Seen through the glass window, Colen's painting reflects on the still ardently debated issues raised by Modernist art critic and historian Michael Fried in his seminal studies, "Art and Objecthood" (1967) and Absorption and Theatricality: Painting and Beholder in the Age of Diderot, 1980 – the threat posed to aesthetic experience by the "theatrical" materiality of the Minimalist object and, conversely, the theatricality produced by "a consciousness of viewing" at the expense of total aesthetic absorption. Colen's bench-painting, which maps a selective trompe l'oeil rendering of a received cartoon image onto the formalism of John McCracken's lacquered plank, limns the space between sculpture, painting, and pure illusion. In Colen's incarnation of Disney's animation, Cinderella has been removed (thus leaving space for the viewer's projection) leaving just the trail of magic dust that appears when the Fairy Godmother moves, metaphysically, in and out of space.
Colen draws equally from mass media, environmental experience and sub-cultural language, seeking to infuse the undervalued and overlooked with a sense of elegance and magic. An explorer of subterfuge and affect, he juggles immediacy of expression, perfection of surface, and slipperiness of meaning. Whether through painstaking reconstruction of 'what might have been' (such as expertly rendered papier maché sculptures that feign the casual monuments and sites on which popular culture inscribes its voices and traces; or covertly hand-crafted paintings that emulate the swagger and scrawl of delinquent graffiti) or its inverse (editing, subcontracting or simply stealing and transposing), Colen's self-conscious stance in the world invites viewers to share in unexpected moments of transcendence.
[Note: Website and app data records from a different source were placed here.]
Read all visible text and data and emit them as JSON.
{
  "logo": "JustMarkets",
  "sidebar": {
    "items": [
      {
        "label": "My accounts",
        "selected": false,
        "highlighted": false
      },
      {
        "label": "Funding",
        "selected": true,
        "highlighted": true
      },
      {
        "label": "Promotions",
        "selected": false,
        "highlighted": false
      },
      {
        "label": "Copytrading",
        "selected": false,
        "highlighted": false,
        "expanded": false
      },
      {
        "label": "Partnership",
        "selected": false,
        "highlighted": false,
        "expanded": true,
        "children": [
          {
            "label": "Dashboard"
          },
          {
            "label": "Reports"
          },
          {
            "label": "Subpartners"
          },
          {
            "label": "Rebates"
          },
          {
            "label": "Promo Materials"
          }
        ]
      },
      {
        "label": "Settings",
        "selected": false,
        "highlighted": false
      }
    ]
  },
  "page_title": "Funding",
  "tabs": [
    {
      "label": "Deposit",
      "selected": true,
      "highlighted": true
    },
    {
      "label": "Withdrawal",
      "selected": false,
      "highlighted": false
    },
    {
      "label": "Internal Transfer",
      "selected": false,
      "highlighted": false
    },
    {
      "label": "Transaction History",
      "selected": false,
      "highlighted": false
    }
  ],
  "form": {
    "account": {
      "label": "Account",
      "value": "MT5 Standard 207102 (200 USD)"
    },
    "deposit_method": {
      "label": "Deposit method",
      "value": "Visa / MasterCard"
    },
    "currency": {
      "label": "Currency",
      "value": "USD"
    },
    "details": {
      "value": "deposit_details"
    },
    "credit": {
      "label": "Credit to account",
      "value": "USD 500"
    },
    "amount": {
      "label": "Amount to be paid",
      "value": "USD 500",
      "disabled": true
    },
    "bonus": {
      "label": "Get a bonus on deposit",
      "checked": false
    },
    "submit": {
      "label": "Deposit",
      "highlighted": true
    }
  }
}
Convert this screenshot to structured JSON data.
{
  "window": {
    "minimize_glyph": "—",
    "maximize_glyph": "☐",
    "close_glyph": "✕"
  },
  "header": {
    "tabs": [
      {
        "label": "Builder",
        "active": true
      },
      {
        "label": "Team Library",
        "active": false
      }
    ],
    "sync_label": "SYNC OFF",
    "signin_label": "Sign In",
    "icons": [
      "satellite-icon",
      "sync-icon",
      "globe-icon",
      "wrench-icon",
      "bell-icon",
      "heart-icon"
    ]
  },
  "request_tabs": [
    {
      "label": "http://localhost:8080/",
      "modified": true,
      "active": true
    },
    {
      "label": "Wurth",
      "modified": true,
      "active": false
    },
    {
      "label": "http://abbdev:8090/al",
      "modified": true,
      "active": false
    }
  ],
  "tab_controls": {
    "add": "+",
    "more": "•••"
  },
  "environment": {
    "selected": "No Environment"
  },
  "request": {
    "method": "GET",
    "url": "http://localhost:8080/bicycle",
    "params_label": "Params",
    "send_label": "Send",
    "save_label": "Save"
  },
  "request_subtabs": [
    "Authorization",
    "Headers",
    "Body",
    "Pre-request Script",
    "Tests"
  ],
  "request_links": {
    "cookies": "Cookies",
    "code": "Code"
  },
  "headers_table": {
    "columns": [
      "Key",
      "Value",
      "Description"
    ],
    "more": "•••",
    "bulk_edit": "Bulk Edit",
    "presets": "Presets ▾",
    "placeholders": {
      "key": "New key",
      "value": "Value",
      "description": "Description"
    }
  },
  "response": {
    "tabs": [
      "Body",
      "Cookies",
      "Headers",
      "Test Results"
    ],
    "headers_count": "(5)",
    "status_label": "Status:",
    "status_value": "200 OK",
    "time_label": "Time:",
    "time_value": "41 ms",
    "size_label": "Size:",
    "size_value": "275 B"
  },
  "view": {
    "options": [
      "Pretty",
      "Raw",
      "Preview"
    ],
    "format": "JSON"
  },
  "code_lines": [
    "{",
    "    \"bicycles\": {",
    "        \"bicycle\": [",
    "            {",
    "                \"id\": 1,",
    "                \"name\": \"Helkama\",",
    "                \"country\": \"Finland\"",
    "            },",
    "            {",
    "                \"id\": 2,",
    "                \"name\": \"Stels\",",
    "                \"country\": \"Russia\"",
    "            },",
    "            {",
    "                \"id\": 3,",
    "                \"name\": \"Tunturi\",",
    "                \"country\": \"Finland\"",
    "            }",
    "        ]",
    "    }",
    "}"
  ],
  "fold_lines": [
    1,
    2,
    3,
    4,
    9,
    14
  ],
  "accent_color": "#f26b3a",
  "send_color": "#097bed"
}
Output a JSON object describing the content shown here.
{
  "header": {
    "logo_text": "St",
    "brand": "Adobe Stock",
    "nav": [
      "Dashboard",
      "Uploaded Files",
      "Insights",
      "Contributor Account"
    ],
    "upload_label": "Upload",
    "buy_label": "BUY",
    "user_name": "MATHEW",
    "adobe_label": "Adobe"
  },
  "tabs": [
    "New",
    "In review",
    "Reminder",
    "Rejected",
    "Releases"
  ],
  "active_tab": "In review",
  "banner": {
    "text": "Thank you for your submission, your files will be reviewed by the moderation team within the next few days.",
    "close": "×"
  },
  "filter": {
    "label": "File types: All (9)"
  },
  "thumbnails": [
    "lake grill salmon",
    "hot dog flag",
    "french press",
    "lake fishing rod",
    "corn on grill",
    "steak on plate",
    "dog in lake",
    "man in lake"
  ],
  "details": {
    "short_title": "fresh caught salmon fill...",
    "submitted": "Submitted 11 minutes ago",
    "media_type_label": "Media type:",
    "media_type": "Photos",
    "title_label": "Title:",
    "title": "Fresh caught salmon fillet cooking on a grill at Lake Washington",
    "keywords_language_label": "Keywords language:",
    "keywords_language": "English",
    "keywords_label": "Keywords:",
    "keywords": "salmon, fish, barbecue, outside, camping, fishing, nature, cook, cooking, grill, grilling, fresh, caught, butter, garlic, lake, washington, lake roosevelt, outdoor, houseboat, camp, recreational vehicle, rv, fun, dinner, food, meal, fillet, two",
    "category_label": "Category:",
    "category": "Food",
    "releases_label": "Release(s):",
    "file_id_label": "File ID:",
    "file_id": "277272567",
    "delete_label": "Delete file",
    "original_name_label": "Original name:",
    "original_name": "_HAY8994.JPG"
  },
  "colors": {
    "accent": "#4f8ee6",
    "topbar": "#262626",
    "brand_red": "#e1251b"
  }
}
Dan Colen was born in 1979, New Jersey. He graduated with a BFA in Painting from the Rhode Island School of Art and Design in 2001. International exhibitions include the 2006 Whitney Biennial, New York; "USA Today," The Royal Academy, London; "Defamation of Character," PS1 Contemporary Art Center, Long Island, New York; and "Fantastic Politics," The National Museum of Art, Architecture and Design, Oslo.
Colen lives and works in New York City.
From the Quarterly
The Bigger Picture
Free Arts NYC
Meredith Mendelsohn discusses the impact of Free Arts NYC and its mission to foster creativity in children and teens, on the occasion of its twenty-year anniversary.
Dan Colen and Ali Subotnick
Dan Colen speaks with Ali Subotnick on the occasion of his exhibition, Dan Colen: Sweet Liberty, at the Newport Street Gallery in London.
The Bigger Picture
Derek Blasberg speaks with Diane Brown, president and founder of RxArt, and with contributing artists Dan Colen, Urs Fischer, and Jeff Koons about the transformative power of visual art.
Dan Colen: The Bowery School
In this video from the Louisiana Channel, Dan Colen sits down to talk about friends like Ryan McGinley and Dash Snow, and how his art developed to a place of celebration.